§ Goal of the exercise
Wherever a line in the data holds the word "نیاز", pull that line out.

§ The records

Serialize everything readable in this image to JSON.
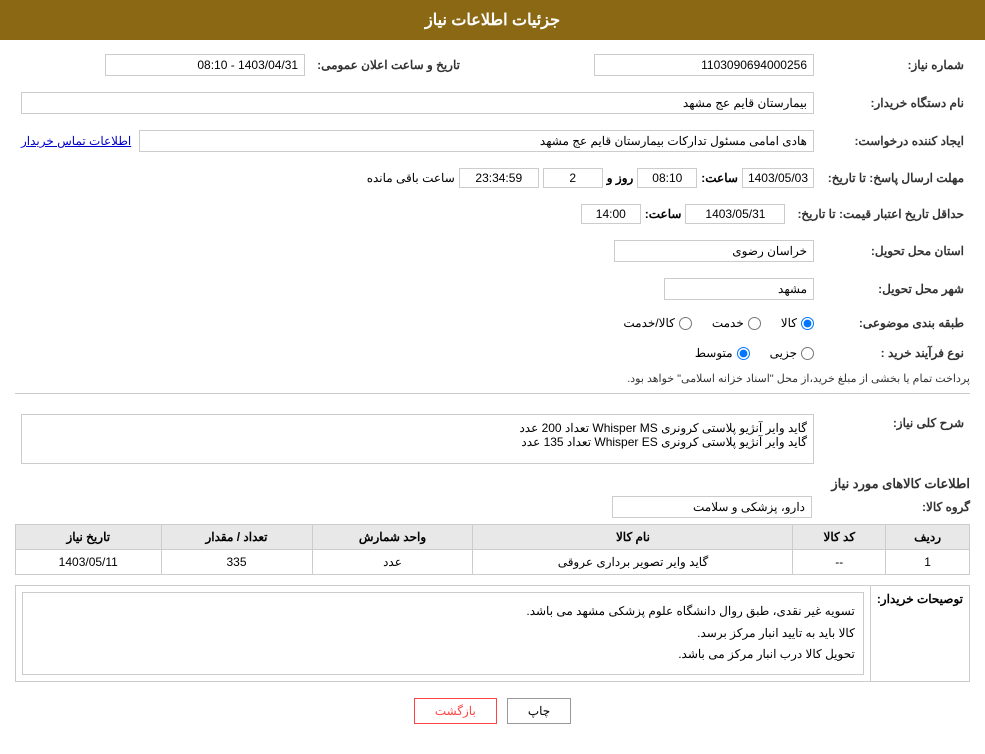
{
  "header": {
    "title": "جزئیات اطلاعات نیاز"
  },
  "fields": {
    "request_number_label": "شماره نیاز:",
    "request_number_value": "1103090694000256",
    "buyer_name_label": "نام دستگاه خریدار:",
    "buyer_name_value": "بیمارستان قایم  عج  مشهد",
    "creator_label": "ایجاد کننده درخواست:",
    "creator_value": "هادی امامی مسئول تدارکات بیمارستان قایم  عج  مشهد",
    "contact_link": "اطلاعات تماس خریدار",
    "send_deadline_label": "مهلت ارسال پاسخ: تا تاریخ:",
    "send_deadline_date": "1403/05/03",
    "send_deadline_time_label": "ساعت:",
    "send_deadline_time": "08:10",
    "send_deadline_days_label": "روز و",
    "send_deadline_days": "2",
    "send_deadline_remaining": "23:34:59",
    "send_deadline_remaining_label": "ساعت باقی مانده",
    "price_validity_label": "حداقل تاریخ اعتبار قیمت: تا تاریخ:",
    "price_validity_date": "1403/05/31",
    "price_validity_time_label": "ساعت:",
    "price_validity_time": "14:00",
    "province_label": "استان محل تحویل:",
    "province_value": "خراسان رضوی",
    "city_label": "شهر محل تحویل:",
    "city_value": "مشهد",
    "category_label": "طبقه بندی موضوعی:",
    "category_goods": "کالا",
    "category_service": "خدمت",
    "category_goods_service": "کالا/خدمت",
    "purchase_type_label": "نوع فرآیند خرید :",
    "purchase_type_minor": "جزیی",
    "purchase_type_medium": "متوسط",
    "purchase_notice": "پرداخت تمام یا بخشی از مبلغ خرید،از محل \"اسناد خزانه اسلامی\" خواهد بود.",
    "announcement_date_label": "تاریخ و ساعت اعلان عمومی:",
    "announcement_date_value": "1403/04/31 - 08:10"
  },
  "description_section": {
    "title": "شرح کلی نیاز:",
    "line1": "گاید وایر آنژیو پلاستی کرونری  Whisper MS  تعداد 200 عدد",
    "line2": "گاید وایر آنژیو پلاستی کرونری  Whisper ES  تعداد 135 عدد"
  },
  "goods_section": {
    "title": "اطلاعات کالاهای مورد نیاز",
    "group_label": "گروه کالا:",
    "group_value": "دارو، پزشکی و سلامت",
    "table": {
      "headers": [
        "ردیف",
        "کد کالا",
        "نام کالا",
        "واحد شمارش",
        "تعداد / مقدار",
        "تاریخ نیاز"
      ],
      "rows": [
        {
          "row_num": "1",
          "code": "--",
          "name": "گاید وایر تصویر برداری عروقی",
          "unit": "عدد",
          "quantity": "335",
          "date": "1403/05/11"
        }
      ]
    }
  },
  "buyer_notes": {
    "label": "توصیحات خریدار:",
    "line1": "تسویه غیر نقدی، طبق روال دانشگاه علوم پزشکی مشهد می باشد.",
    "line2": "کالا باید به تایید انبار مرکز برسد.",
    "line3": "تحویل کالا درب انبار مرکز می باشد."
  },
  "buttons": {
    "print": "چاپ",
    "back": "بازگشت"
  }
}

§ Written reply
    "title": "جزئیات اطلاعات نیاز"
    "request_number_label": "شماره نیاز:",
    "title": "شرح کلی نیاز:",
    "title": "اطلاعات کالاهای مورد نیاز",
        "تاریخ نیاز"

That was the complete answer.